Defending yourself online isn’t dissimilar to defending yourself offline. The tools do change. Instead of relying on tools such as physical fitness, weapons, and martial arts online defense relies on encryption, anonymity, and credential management. Even though online and offline self-defense utilize different tools both rely first and foremost on situational awareness. For example, in regards to offline defense it’s wise to avoid going down dark alleys that have reputations for being places of violence at night by yourself. Situation awareness should lead you to recognize that putting yourself in that situation greatly increases your risk of being the target of a violent crime. Likewise, when you’re online it’s wise not to submit personally identifiable information to websites that offer services that are either illegal or could be used to blackmail users.
37 million people failed the online situational awareness test and are now facing the very real prospect of being blackmailed:
Hackers claim to have personal details of more than 37 million cheating spouses on dating website Ashley Madison and have threatened to release nude photos and sexual fantasies of the site’s clients unless it is shut down, blog KrebsOnSecurity reported.
Ashley Madison’s Canadian parent, Avid Life Media, confirmed the breach on its systems and said it had since secured its site and was working with law enforcement agencies to try to trace those behind the attack.
Let’s consider the situation. The Ashley Madison website specifically specializes in helping married individuals have an affair. Since knowledge of affairs are often used as blackmail signing up for this website has pretty notable risks. The first risk is that the owners of the site will use the existence of your account to blackmail you. Another risk is exactly what happened, malicious hackers breaching the network and acquiring your personal information.
The latter risk is one faced whenever you sign up for any website. But the risks involved in your personal information from, say, Reddit being leaked is likely far less than those involved in a website that specifically advertises services to help married individuals commit adultery. That’s an important part of the situation to consider.
Another part of the situation that’s important to note is the site didn’t put any measures in place to protect your privacy in the event a breach occurred. Had the website been a hidden service that used Bitcoin as payment the ability to anonymize yourself, or at least offer plausible deniability by claiming somebody else created and maintained the account to sully your reputation, would exist. That’s exactly why Silk Road, which offered illegal services, opted for the hidden service using Bitcoin route. This website wasn’t a hidden service and, as far as I know, used credit cards, which are strongly tied to your real-life identity, for payments.

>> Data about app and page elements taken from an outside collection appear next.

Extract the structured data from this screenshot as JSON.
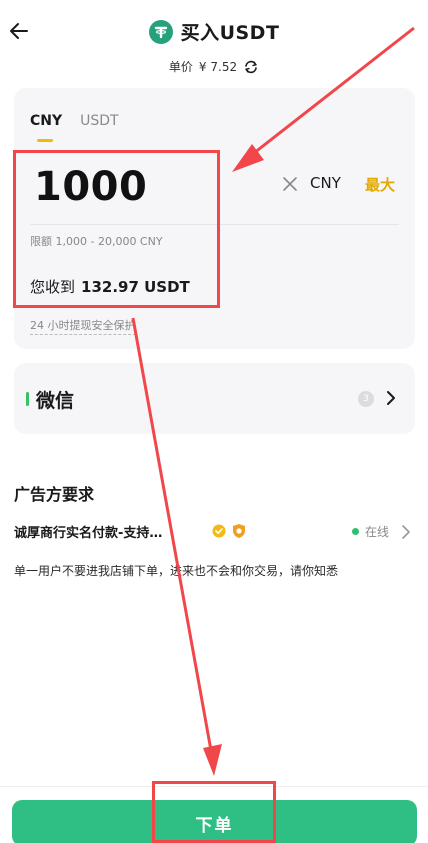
{
  "header": {
    "title": "买入USDT",
    "price_label": "单价",
    "price_value": "¥ 7.52"
  },
  "amount_card": {
    "tabs": [
      {
        "label": "CNY",
        "active": true
      },
      {
        "label": "USDT",
        "active": false
      }
    ],
    "amount_value": "1000",
    "currency": "CNY",
    "max_label": "最大",
    "limit_text": "限额 1,000 - 20,000 CNY",
    "receive_label": "您收到",
    "receive_value": "132.97 USDT",
    "safety_text": "24 小时提现安全保护"
  },
  "payment": {
    "method": "微信",
    "count": "3"
  },
  "advertiser": {
    "section_title": "广告方要求",
    "merchant_name": "诚厚商行实名付款-支持…",
    "status": "在线",
    "note": "单一用户不要进我店铺下单，进来也不会和你交易，请你知悉"
  },
  "action": {
    "order_label": "下单"
  },
  "colors": {
    "accent_green": "#2fbf85",
    "tether_green": "#26a17b",
    "max_yellow": "#e2a900",
    "annotation_red": "#f1474b"
  }
}
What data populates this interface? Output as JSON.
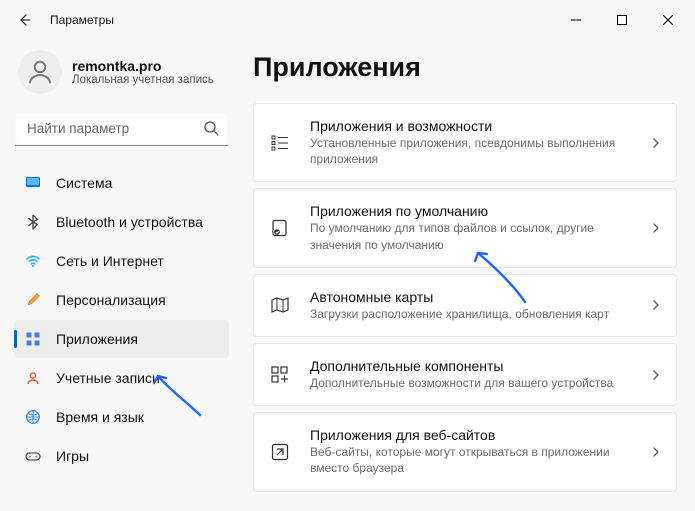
{
  "window": {
    "title": "Параметры"
  },
  "account": {
    "name": "remontka.pro",
    "sub": "Локальная учетная запись"
  },
  "search": {
    "placeholder": "Найти параметр"
  },
  "sidebar": {
    "items": [
      {
        "label": "Система"
      },
      {
        "label": "Bluetooth и устройства"
      },
      {
        "label": "Сеть и Интернет"
      },
      {
        "label": "Персонализация"
      },
      {
        "label": "Приложения"
      },
      {
        "label": "Учетные записи"
      },
      {
        "label": "Время и язык"
      },
      {
        "label": "Игры"
      }
    ]
  },
  "main": {
    "title": "Приложения",
    "cards": [
      {
        "title": "Приложения и возможности",
        "sub": "Установленные приложения, псевдонимы выполнения приложения"
      },
      {
        "title": "Приложения по умолчанию",
        "sub": "По умолчанию для типов файлов и ссылок, другие значения по умолчанию"
      },
      {
        "title": "Автономные карты",
        "sub": "Загрузки расположение хранилища, обновления карт"
      },
      {
        "title": "Дополнительные компоненты",
        "sub": "Дополнительные возможности для вашего устройства"
      },
      {
        "title": "Приложения для веб-сайтов",
        "sub": "Веб-сайты, которые могут открываться в приложении вместо браузера"
      }
    ]
  }
}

Be aware of the situation before you involve yourself in it. Failing to do so could put you in a bad situation that you could have otherwise avoided.